PROMPT —
Among the lines of the records, please find those that contain the word "label" and copy them.

# # # # # # #

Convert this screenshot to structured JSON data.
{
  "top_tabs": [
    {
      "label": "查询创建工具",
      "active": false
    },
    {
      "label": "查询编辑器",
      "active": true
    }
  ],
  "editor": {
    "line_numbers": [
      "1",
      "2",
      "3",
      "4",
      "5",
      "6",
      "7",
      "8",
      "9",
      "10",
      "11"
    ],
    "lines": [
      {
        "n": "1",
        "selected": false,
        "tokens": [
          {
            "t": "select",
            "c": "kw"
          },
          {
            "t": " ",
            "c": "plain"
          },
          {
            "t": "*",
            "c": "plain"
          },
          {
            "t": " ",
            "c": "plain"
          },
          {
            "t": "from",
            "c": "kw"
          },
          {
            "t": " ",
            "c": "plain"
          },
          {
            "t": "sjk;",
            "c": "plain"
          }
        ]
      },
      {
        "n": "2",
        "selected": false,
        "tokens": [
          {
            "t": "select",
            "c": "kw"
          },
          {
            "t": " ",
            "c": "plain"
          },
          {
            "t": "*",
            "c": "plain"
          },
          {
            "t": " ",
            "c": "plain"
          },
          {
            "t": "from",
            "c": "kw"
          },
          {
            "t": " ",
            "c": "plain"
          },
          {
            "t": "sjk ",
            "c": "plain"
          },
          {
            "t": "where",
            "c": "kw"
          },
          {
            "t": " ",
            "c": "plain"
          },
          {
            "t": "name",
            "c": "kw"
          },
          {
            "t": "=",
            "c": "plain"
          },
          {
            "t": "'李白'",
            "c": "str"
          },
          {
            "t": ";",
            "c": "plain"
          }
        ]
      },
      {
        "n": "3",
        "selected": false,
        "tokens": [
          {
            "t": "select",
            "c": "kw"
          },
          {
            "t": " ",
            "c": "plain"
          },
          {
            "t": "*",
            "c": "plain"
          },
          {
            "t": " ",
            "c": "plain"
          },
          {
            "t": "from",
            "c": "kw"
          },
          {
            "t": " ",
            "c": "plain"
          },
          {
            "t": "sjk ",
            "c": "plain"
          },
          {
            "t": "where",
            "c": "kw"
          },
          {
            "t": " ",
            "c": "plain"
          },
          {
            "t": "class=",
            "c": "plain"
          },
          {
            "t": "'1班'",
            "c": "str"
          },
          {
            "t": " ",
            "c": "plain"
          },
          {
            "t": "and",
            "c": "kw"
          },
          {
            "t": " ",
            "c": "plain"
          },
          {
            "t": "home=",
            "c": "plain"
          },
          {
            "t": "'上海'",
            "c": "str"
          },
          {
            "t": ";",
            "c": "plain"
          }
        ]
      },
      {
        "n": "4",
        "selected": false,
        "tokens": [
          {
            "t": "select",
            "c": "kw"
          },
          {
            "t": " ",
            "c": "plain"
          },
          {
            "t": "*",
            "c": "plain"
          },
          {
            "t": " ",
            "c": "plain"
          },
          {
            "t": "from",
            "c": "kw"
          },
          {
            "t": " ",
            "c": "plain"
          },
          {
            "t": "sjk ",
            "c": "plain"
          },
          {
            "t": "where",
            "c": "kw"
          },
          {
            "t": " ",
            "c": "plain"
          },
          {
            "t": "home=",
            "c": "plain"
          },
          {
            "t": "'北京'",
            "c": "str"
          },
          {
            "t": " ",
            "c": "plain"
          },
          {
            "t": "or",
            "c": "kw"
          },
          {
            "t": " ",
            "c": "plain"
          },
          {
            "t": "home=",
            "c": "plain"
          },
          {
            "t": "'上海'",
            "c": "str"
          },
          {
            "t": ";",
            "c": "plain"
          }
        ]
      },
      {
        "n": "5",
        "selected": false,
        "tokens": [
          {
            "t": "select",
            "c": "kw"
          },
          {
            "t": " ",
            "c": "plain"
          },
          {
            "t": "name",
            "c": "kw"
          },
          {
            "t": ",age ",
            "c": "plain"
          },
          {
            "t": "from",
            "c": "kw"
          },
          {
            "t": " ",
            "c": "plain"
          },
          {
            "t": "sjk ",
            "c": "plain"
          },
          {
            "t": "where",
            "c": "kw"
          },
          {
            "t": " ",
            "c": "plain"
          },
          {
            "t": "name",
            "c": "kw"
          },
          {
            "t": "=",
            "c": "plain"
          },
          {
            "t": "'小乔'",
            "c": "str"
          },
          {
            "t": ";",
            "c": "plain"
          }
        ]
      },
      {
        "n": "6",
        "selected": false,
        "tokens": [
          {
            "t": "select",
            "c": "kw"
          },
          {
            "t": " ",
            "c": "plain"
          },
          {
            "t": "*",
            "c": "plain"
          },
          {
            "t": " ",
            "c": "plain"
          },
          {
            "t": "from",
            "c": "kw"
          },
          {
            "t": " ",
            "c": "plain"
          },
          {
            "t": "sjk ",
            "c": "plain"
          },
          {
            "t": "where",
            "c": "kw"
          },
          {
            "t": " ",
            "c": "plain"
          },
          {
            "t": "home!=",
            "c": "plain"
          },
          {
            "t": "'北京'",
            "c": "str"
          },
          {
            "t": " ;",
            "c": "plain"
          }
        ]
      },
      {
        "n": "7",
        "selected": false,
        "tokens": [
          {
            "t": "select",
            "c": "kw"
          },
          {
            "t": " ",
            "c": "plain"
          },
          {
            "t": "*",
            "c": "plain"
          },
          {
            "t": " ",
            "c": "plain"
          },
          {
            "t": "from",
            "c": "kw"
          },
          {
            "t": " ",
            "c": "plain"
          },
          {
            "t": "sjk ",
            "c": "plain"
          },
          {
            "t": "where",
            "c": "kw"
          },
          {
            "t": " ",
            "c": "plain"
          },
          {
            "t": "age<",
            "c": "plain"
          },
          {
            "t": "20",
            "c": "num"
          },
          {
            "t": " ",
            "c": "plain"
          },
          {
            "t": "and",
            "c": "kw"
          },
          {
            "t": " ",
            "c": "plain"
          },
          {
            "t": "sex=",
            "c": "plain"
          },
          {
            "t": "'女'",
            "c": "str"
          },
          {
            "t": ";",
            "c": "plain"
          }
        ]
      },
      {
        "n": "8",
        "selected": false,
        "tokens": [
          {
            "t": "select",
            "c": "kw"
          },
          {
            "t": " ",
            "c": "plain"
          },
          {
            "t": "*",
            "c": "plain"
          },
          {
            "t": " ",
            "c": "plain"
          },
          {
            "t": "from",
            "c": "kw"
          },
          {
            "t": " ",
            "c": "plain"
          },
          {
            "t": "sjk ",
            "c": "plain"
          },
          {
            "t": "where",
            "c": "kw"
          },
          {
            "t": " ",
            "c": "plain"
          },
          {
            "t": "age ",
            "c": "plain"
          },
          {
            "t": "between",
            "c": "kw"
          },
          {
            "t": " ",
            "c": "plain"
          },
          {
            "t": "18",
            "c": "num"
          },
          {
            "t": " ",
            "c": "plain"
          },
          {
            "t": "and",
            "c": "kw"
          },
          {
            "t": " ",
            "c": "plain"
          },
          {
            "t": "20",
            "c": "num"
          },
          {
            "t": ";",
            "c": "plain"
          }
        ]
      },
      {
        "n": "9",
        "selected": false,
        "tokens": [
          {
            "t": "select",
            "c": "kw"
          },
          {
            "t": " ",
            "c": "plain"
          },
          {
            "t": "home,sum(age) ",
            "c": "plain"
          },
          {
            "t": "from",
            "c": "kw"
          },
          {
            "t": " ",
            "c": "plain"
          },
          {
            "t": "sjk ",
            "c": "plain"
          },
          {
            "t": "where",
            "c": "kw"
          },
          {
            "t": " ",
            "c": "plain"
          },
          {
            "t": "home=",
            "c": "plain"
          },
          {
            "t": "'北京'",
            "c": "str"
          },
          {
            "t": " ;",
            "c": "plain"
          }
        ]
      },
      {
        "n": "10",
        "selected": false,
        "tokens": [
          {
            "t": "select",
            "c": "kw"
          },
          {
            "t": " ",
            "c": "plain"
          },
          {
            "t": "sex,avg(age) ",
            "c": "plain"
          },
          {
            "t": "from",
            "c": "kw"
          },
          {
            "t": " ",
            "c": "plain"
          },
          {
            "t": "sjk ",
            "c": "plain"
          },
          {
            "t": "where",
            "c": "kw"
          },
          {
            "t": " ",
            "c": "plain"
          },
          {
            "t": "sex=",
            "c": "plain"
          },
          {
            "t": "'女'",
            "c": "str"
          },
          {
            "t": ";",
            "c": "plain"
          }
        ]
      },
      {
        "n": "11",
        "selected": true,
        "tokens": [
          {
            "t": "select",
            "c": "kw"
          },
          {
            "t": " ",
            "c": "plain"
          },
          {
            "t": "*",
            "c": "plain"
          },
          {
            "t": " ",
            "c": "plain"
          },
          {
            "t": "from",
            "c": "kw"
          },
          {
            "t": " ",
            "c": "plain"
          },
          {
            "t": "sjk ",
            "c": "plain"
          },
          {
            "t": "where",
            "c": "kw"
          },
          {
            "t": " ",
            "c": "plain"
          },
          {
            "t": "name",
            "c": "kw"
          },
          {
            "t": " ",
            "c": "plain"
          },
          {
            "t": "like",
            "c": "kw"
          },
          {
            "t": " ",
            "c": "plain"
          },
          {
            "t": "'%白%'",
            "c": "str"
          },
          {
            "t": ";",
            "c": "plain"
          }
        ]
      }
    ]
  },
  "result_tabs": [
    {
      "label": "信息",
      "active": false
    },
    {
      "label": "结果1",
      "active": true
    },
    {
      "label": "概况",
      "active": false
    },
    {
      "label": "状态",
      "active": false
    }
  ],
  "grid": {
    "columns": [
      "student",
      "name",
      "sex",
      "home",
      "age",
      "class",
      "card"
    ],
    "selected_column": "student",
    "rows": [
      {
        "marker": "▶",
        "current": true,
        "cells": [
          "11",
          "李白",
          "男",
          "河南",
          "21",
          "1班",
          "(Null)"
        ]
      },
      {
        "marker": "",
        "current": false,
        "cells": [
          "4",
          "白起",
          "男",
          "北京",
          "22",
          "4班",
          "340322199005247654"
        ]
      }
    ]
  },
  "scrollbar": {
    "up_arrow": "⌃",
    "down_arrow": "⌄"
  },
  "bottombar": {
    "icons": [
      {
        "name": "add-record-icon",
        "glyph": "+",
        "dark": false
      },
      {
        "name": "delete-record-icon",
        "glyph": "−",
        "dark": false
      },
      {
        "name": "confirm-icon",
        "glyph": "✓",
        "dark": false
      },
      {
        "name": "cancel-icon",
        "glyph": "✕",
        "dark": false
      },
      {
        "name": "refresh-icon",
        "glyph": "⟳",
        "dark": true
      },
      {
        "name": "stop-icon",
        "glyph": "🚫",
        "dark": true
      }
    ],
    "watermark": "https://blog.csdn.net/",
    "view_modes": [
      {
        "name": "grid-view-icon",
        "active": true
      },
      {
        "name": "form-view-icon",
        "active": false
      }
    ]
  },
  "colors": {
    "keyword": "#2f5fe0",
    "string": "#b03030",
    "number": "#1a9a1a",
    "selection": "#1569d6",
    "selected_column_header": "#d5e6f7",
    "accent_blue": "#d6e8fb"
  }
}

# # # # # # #

SOLUTION TO THIS PROBLEM —
      "label": "查询创建工具",
      "label": "查询编辑器",
      "label": "信息",
      "label": "结果1",
      "label": "概况",
      "label": "状态",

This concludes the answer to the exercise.